Top of Provided data

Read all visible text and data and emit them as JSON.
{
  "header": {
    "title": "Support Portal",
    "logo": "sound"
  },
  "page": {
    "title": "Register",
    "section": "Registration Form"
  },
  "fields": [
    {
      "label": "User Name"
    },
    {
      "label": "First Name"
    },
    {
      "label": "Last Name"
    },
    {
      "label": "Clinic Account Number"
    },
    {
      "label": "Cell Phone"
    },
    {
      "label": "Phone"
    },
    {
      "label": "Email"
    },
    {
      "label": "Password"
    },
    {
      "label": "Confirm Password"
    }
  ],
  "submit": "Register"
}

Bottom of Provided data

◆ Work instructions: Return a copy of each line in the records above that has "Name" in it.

◆ Answer area:
      "label": "User Name"
      "label": "First Name"
      "label": "Last Name"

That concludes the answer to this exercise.